According to the law, the titles need to be renewed every 25 years. Nobody at the University, the mission or the Church at large knew of this regulation. The last negotiations about the land date from the late 1950s when my father was the Legal Representative for the Church to the Belgian colonial government. Since then, nothing has been done by the church with regards to the property. So we find ourselves having missed three renewals (1959, 1984 and 2009). Part of this problem is our fault for not keeping up with the property laws.
Part is due to procedures falling through the cracks with independence, secession of the province and eight different governments since independence in 1960 of which only one was settled through an election process.
Help prevent a takeover
The evaluation team told us to get working on this matter right away because churches in the capital, Kinshasa, have lost their property or have had to pay heavily in court because others have bought the property out from under them after the time had expired.
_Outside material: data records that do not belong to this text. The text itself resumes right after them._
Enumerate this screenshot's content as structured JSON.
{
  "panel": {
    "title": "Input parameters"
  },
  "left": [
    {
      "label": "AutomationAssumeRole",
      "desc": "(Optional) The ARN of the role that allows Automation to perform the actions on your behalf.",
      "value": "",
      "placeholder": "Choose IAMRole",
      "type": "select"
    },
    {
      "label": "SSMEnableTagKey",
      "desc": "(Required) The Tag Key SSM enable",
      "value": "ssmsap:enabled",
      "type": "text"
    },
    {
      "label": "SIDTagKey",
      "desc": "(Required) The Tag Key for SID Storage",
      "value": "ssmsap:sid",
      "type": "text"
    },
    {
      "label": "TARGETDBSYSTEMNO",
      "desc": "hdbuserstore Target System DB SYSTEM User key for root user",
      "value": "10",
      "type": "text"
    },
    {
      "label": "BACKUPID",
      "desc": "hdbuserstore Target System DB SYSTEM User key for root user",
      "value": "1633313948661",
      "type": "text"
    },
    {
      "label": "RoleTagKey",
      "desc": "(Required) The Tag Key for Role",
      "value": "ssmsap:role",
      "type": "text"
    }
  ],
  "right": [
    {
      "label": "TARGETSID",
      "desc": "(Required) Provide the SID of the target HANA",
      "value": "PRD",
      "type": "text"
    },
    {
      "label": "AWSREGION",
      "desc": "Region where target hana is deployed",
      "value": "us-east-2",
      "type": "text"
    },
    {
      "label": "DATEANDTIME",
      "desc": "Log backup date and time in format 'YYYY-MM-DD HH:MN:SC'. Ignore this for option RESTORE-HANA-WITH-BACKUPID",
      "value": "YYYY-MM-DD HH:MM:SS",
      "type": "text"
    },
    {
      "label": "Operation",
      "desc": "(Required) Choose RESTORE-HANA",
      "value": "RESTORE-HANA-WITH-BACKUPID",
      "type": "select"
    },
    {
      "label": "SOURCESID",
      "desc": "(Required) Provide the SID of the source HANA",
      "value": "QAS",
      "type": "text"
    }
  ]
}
This is particularly dangerous for Mulungwishi because of the minerals that people are trying to extract from our property. Already there are 15 operational pits being mined on the Mulungwishi hill by diggers (freelance prospectors). There is a real fear that a mining company will come in and purchase the land; we could loose the entire complex, have to rent our own buildings or get into a very expensive legal battle.
Because of the urgency, Dr. Kasap, President of the University, came to Lubumbashi and has been working with the land title office of the government. Today, we were presented with the bill of some $45,000 that it would cost to have the property completely surveyed, given complete title to the land, pay back renewals and penalties. Dr. Kasap and I took this bill to Bishop Katembo. Bishop has asked me to write this letter on his behalf to all of our partners in the United States and Europe. It is imperative to get this problem resolved as quickly as possible. It is because of the urgency that he is appealing to you as partners. In the meantime, the church here is mobilizing to see what it can do. Also Church and University authorities will be trying to meet with government leaders to see if the figure can be reduced.
Centennial of Methodism in Katanga
On a personal note, we know so many of you and are so humbled by your generous giving through the years. In July, we will be celebrating the Centennial of Methodist work in this Katanga Province of Congo. Mulungwishi has been called the heart and lungs of the Church in this area. The testimony of what the Lord has done through His servants on this property is immense. I dare add my voice to that of Bishop Katembo’s request for help in this circumstance. The future of the training of the leadership of the United Methodist Church in this area would be severely hampered by the loss of the property at Mulungwishi. Would you prayerfully consider a one-time gift for Mulungwishi in terms of an offering of thanks for the Lord’s goodness to us during the last 100 years? At the same time, and most importantly, pray for the Church here as it steps into the next century of involvement in what the Lord is doing on the earth. “It is not by might nor by power but by my Spirit that the Kingdom is built,” says the Lord (my paraphrase)
How to help
Those wanting to send gifts should send them through the Advance Special Program of the United Methodist Church. It should be sent for Katanga Methodist University #14433A with the designation “Mulungwishi Property”.